- Swedish’s community benefits exceeded its tax exemption by more than 70 million dollars.
Information about Swedish’s community benefits programs, services and offerings can be found online at http://www.swedish.org/About/Overview/Mission---Outreach.
Swedish has grown over the last 100 years to become the largest, most comprehensive non-profit health provider in the Greater Seattle area with 8,500 employees, 3,000-physicians and 1,200-volunteers. It is comprised of four hospital campuses (First Hill, Cherry Hill, Ballard and Edmonds); emergency departments and ambulatory care centers in Issaquah, Redmond and Mill Creek; Swedish Visiting Nurse Services; and Swedish Medical Group – a network of more than 70 primary-care and specialty clinics located throughout the Greater Puget Sound area. Swedish recently opened a new emergency department and medical office building (MOB) on its Ballard campus and will open a new MOB and hospital in the Issaquah Highlands in the summer of 2011. In addition to general medical and surgical care, Swedish is known as a regional referral center, providing specialized treatment in areas such as cardiovascular care, cancer care, neuroscience, orthopedics, high-risk obstetrics, pediatric specialties, organ transplantation and clinical research. For more information, visit Swedish online at www.swedish.org, www.facebook.com/swedishmedicalcenter or www.twitter.com/swedish.
In 2007, Swedish embarked upon an ambitious $100 million fundraising campaign. Campaign investments are used to support a wide-variety of initiatives throughout the health-care system, including cancer, heart and vascular, women and children, neurosciences, and orthopedics as well as programs to support underserved populations. To date, the campaign has secured gifts totaling more than $74 million.
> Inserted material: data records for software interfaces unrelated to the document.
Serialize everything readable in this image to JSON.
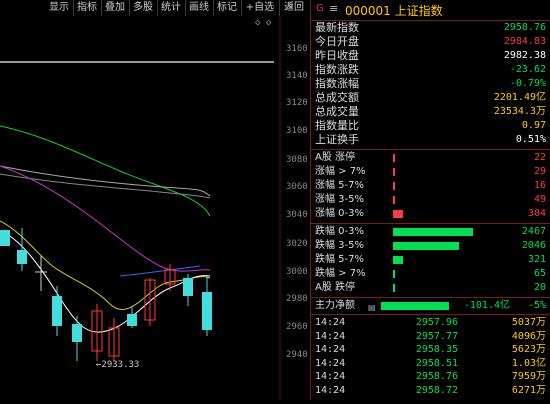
{
  "toolbar": {
    "buttons": [
      "显示",
      "指标",
      "叠加",
      "多股",
      "统计",
      "画线",
      "标记",
      "+自选",
      "返回"
    ]
  },
  "chart": {
    "price_labels": [
      "3160",
      "3140",
      "3120",
      "3100",
      "3080",
      "3060",
      "3040",
      "3020",
      "3000",
      "2980",
      "2960",
      "2940"
    ],
    "low_marker": "←2933.33",
    "corner_icons": "◇ ◇",
    "top_partial": "6"
  },
  "header": {
    "g_mark": "G",
    "menu_icon": "≡",
    "title": "000001 上证指数"
  },
  "stats": [
    {
      "label": "最新指数",
      "value": "2958.76",
      "color": "#00e050"
    },
    {
      "label": "今日开盘",
      "value": "2984.83",
      "color": "#ff3b3b"
    },
    {
      "label": "昨日收盘",
      "value": "2982.38",
      "color": "#ffffff"
    },
    {
      "label": "指数涨跌",
      "value": "-23.62",
      "color": "#00e050"
    },
    {
      "label": "指数涨幅",
      "value": "-0.79%",
      "color": "#00e050"
    },
    {
      "label": "总成交额",
      "value": "2201.49亿",
      "color": "#ffcc00"
    },
    {
      "label": "总成交量",
      "value": "23534.3万",
      "color": "#ffcc00"
    },
    {
      "label": "指数量比",
      "value": "0.97",
      "color": "#ffcc00"
    },
    {
      "label": "上证换手",
      "value": "0.51%",
      "color": "#ffffff"
    }
  ],
  "rise_bars": [
    {
      "label": "A股 涨停",
      "value": "22",
      "fraction": 0.01
    },
    {
      "label": "涨幅 > 7%",
      "value": "29",
      "fraction": 0.01
    },
    {
      "label": "涨幅 5-7%",
      "value": "16",
      "fraction": 0.01
    },
    {
      "label": "涨幅 3-5%",
      "value": "49",
      "fraction": 0.02
    },
    {
      "label": "涨幅 0-3%",
      "value": "304",
      "fraction": 0.12
    }
  ],
  "fall_bars": [
    {
      "label": "跌幅 0-3%",
      "value": "2467",
      "fraction": 1.0
    },
    {
      "label": "跌幅 3-5%",
      "value": "2046",
      "fraction": 0.83
    },
    {
      "label": "跌幅 5-7%",
      "value": "321",
      "fraction": 0.13
    },
    {
      "label": "跌幅 > 7%",
      "value": "65",
      "fraction": 0.03
    },
    {
      "label": "A股 跌停",
      "value": "20",
      "fraction": 0.01
    }
  ],
  "net_flow": {
    "label": "主力净额",
    "value": "-101.4亿",
    "pct": "-5%"
  },
  "ticks": [
    {
      "time": "14:24",
      "price": "2957.96",
      "vol": "5037万"
    },
    {
      "time": "14:24",
      "price": "2957.77",
      "vol": "4096万"
    },
    {
      "time": "14:24",
      "price": "2958.35",
      "vol": "5623万"
    },
    {
      "time": "14:24",
      "price": "2958.51",
      "vol": "1.03亿"
    },
    {
      "time": "14:24",
      "price": "2958.76",
      "vol": "7959万"
    },
    {
      "time": "14:24",
      "price": "2958.72",
      "vol": "6271万"
    }
  ],
  "colors": {
    "up": "#ff3b3b",
    "down": "#00e050",
    "accent": "#ffcc00",
    "border": "#7a1a1a"
  }
}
For more information or to support the campaign, visit www.campaignforswedish.org.
- To read a related article posted Dec. 19, 2011 on the Modern Healthcare magazine Web site, click here.